What Am I Doing Wrong? ...by Bill Knell
At various times in our lives we take a snapshot of where we are, where we were and where we would like to be. Most of us aren't totally happy with the results. Sometimes we compare our situation to those of our friends or associates. That makes us ask, "Why can't I be where they are in their life and career? What am I doing wrong?"
If you're going to take some time for self-examination and compare your life to other people's, you should never allow that time to turn into a self-condemnation session. Sure, we would all like to be doing better then we are, but everyone is different. You might be surprised to find out that some of the people you have decided to compare yourself with are not as happy or fulfilled as you think.
During my late teens and early twenties, I spent a lot of time with a guy I'll call Jimmy. He played guitar and I liked fooling around with the drums, so we ended up as close friends. When we first met in a group of people, he seemed somewhat distant and troubled. Having been where he was, I understood that living in New York City and being a teenager was a lot of pressure for anyone to deal with. We spent a lot of time playing music and talking. Being a couple of years older then Jim, he tended to listen to some of my advice. After we had known each other for awhile, Jimmy told me that he had been contemplating suicide and meeting me had probably saved his life.
While we were close friends, our fortunes changed. He started college, moved to Long Island and got engaged. During the same time, I had invested myself and all I had into what I had hoped would become an opportunity for me, only to find myself totally betrayed and all my hopes dashed. This resulted in some bad decision making on my part, which left me without friends or what I believed was much of a future. So I moved to another part of New York City and took a job as a Church Cleaner.

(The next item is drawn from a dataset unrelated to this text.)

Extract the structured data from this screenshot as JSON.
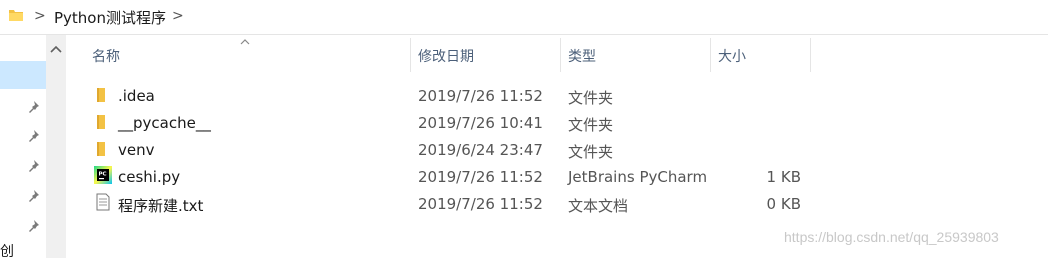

During the time I worked at that Church, I met some new friends. Although the Church I worked for was one that I didn't worship at, I found myself in a position to work with and help teens that were getting into trouble there. Although I can never say that the time I spent cleaning that Church was financially profitable, it was a growth experience that gave me the opportunity to share myself with others and help a lot of people. That's something that no one can place a price tag on.
It was Jimmy's goal to be a professional musician. He never attained that goal to the extent that he would have liked. His parents were intent on him becoming a professional in a more stable field, a doctor or lawyer. He did become a lawyer and as I look at him today, I sometimes get jealous. Not because he's a lawyer, but because I would have liked to have had supportive parents. His parents made everything Jimmy has possible for him. Since we haven't spoken for many years, I do not know how happy or unhappy he is. I know of his situation, but not how he feels about it. What I do know is that he probably wouldn't be here at all if we hadn't met. Rather then fret over all the advantages that Jimmy had over me, I can rejoice over the fact that I was able to help someone to go on and not give up!
Before you decide to have a personal pity party over where you are as compared to friends, relatives or co-workers, stop and take stock of some of the good things that you've done. Things that have nothing to do with money or status. And if you're still not satisfied, then it's time to get out and lend a hand to someone. Volunteer at a hospital or blood bank. Donate your time to a church, synagogue, mosque or whatever religion you choose to follow. Use your experiences to empower and encourage those down on their luck. It's never too late to start doing good. And it's likely that good will come back to you.
During the time I was having a lot of problems, Jimmy was too busy and self-involved to help me. Maybe he was angry because of some of the bad decisions I had made and I fully understand that. But help did come. I had given help and it returned to me when I needed it. Looking at things in the present can distort our view of our own situation and sometimes make us feel badly. Where you are now, might be exactly where you should be, even if it doesn't seem that way.